Testimony taken during the sentencing hearing for Tynisha and Tamrell Hornbuckle disclosed that two of the minor victims in this case were beaten extensively during their time working as prostitutes for the Hornbuckles. Indeed, beatings to the 13-year old occurred on a daily basis, according to one witness. In addition, victims allowed themselves to be tattooed with the “Hornbuckle” name. Witnesses described this process as “branding.” One victim equated it with how a farmer would treat his livestock. Additional evidence showed that minor children were occasionally present in the residences where prostitution activity occurred.
In sentencing Brown and Hornbuckle, Judge England said that their involvement in the sex trafficking of minors was “extremely offensive,” and that there were “not words to describe” the harm caused by the Hornbuckles through their actions. Addressing Latrelle Hornbuckle, Judge England told her that, “quite frankly, 78 months [in prison] is not enough time.” Were it not for Latrelle Hornbuckle’s absence of a criminal record, Judge England said that his sentence would have been higher. Addressing Tammy Brown, Judge England found the nature and circumstances of her conduct to be “reprehensible.”
Since approximately 2009, Tammy Brown was aware that her daughters were operating a sex trafficking operation in the Sacramento area.

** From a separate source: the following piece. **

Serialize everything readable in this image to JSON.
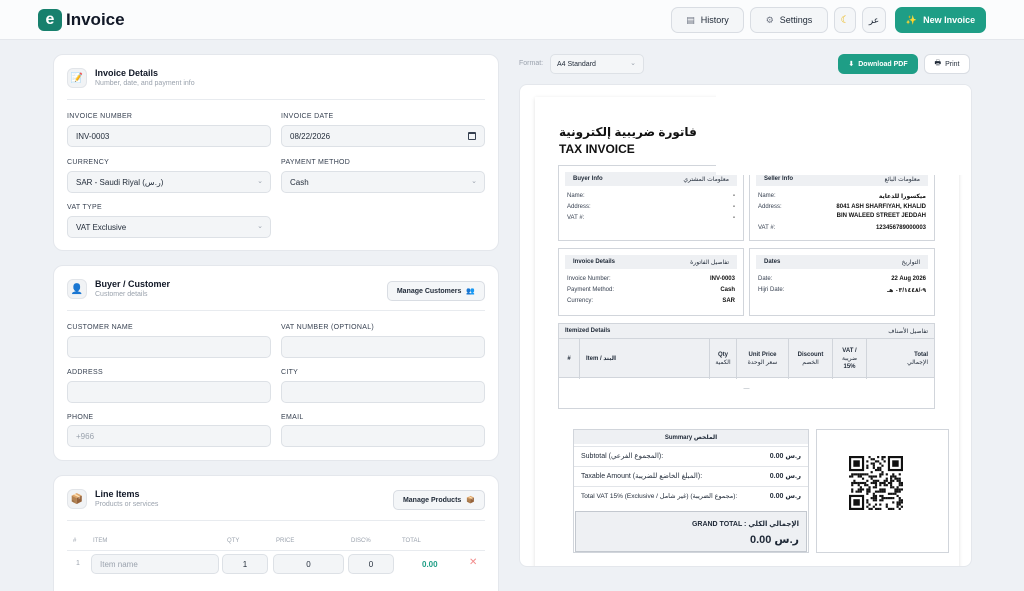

She demeaned the minor victims by calling them dirty and refused to allow them to sit on her furniture. She also benefitted by receiving a share of the proceeds from the prostitution ring and frequently told them to “bust more dates” to earn more money.
Judge England found it “incomprehensible” that a woman with children of her own would allow other children to be victimized, particularly when that victimization occurred in her own home. “I can’t believe that a mother would allow that to happen to other children,” said Judge England.
This case was the product of an investigation by the FBI’s Innocence Lost Task Force, a multijurisdictional task force with the FBI, the Sacrament Police Department, and the Sacramento Sheriff’s Department. Assistant United States Attorney Kyle Reardon prosecuted the case.
This case was brought as part of Project Safe Childhood, a nationwide initiative launched in May 2006 by the Department of Justice to combat the growing epidemic of child sexual exploitation and abuse. Led by the United States Attorneys’ Offices and the Criminal Division’s Child Exploitation and Obscenity Section, Project Safe Childhood marshals federal, state, and local resources to locate, apprehend, and prosecute those who sexually exploit children and to identify and rescue victims. For more information about Project Safe Childhood, please visit www.usdoj.gov/psc. Click on the “Resources” tab for information about Internet safety education.